Paid maternity leave amongst members of the Organisation for Economic Co-operation and Development (OECD) averages around 14 weeks, excluding the United States. The United States is one of few countries that does not have a nationally mandated paid parental leave law, despite clear benefits. Establishing paid parental leave is a way for companies to promote gender equity, contribute to infant and maternal health, and foster familial economic security.
Creating a formalized women’s mentorship program provides a safe environment to discuss the challenges of navigating the workplace for working women. Mentorship is a way for mentors to serve as role models and representation, while fostering connections and career advancement. By recruiting women from all positions and having intentional pairings, mentorship gives women relationships and spaces that contribute to a positive working environment.
Companies dedicated to advancing gender equality can sign the UN Women Empowerment Principles, which “are a set of Principles offering guidance to business on how to promote gender equality and women’s empowerment in the workplace, marketplace and community.” Corporations can signal to stakeholders and the public their commitment to empower women through business practices that promote gender equality.
Companies can also get involved with organizations that are taking initiative to increase representation of women in corporate leadership such as 30% Club, 50/50 Women on Boards, and Women Business Collaborative. Supporting NGOs that are striving to improve working conditions for women around the world like WIEGO and Care International is another way for businesses to empower and support working women.
Women make up nearly half of entry level roles in organizations across the nation, but the percentage of women decreases significantly moving up the corporate ladder. Companies need to address this underrepresentation and take initiative to cultivate a supportive and inclusive culture for women in the workforce.
ABOUT THE AUTHOR

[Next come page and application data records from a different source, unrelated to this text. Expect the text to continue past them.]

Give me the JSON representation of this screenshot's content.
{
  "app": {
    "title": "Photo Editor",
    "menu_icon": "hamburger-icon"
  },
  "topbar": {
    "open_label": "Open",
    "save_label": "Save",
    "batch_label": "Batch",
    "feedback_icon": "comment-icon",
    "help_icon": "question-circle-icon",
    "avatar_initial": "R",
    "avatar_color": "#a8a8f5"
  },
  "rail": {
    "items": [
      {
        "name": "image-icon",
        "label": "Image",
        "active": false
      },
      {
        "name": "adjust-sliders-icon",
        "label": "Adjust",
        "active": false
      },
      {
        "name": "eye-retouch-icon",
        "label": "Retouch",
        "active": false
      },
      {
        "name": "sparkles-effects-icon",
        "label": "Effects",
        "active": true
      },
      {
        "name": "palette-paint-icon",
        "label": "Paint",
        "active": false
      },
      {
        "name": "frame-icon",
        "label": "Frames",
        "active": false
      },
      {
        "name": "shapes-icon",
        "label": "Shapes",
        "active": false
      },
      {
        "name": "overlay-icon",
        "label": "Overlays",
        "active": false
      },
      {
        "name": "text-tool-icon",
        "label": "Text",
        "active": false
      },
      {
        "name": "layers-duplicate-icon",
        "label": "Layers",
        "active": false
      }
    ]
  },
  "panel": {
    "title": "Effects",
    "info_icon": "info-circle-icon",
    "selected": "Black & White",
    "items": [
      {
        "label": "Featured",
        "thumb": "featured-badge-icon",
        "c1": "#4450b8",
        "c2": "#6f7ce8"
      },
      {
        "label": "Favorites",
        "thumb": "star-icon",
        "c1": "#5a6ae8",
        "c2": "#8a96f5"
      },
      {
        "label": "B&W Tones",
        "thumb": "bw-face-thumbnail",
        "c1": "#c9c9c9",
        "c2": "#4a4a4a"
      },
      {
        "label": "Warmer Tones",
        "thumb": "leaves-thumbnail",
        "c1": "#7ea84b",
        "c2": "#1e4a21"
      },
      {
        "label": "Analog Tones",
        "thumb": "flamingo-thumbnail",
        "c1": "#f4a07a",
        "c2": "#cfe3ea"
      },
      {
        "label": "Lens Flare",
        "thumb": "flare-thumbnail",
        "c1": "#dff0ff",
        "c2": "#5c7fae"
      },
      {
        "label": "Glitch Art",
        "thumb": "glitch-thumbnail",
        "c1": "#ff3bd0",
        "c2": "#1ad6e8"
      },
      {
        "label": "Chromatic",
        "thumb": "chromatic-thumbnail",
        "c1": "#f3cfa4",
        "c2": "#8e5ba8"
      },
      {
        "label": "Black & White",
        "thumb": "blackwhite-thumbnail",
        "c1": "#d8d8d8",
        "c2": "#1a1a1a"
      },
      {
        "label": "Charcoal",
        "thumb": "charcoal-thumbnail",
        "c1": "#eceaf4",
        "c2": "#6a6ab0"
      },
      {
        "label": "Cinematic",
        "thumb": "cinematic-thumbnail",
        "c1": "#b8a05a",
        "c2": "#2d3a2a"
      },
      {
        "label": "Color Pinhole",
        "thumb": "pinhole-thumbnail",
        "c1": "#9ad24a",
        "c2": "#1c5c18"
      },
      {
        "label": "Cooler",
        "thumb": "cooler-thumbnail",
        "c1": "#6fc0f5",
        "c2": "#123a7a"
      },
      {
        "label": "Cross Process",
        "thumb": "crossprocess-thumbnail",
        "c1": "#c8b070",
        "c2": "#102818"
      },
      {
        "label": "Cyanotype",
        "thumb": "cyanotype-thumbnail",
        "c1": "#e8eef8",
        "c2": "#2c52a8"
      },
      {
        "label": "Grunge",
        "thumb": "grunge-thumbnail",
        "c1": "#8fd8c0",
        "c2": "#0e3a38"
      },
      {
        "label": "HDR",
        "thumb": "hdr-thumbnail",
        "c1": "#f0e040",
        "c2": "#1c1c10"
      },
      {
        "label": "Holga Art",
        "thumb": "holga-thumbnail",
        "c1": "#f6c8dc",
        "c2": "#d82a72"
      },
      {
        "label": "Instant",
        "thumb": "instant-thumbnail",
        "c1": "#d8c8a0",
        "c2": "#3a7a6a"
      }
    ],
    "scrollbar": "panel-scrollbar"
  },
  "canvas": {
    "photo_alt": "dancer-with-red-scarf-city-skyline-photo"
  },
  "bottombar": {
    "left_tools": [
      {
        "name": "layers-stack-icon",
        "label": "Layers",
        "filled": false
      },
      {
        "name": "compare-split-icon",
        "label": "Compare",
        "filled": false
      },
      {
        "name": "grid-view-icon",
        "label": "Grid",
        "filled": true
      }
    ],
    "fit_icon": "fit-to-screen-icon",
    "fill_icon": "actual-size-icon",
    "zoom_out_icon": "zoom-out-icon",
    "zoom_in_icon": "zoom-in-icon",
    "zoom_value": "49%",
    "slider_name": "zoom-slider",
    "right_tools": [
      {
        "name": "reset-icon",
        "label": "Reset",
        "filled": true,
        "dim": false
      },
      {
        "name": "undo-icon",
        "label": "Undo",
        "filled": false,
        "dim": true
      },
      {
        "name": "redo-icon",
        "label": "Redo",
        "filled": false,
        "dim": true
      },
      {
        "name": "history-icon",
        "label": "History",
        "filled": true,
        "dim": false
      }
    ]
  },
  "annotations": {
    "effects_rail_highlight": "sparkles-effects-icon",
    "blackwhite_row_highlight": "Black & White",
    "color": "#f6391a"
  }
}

Janis Arrojado is a senior at the University of North Carolina at Chapel Hill, studying Environmental Science and Geography. Her interests include corporate sustainability, environmental justice, and sustainable development. She currently is an analyst-intern at G&A Institute.
Sources & References For More Information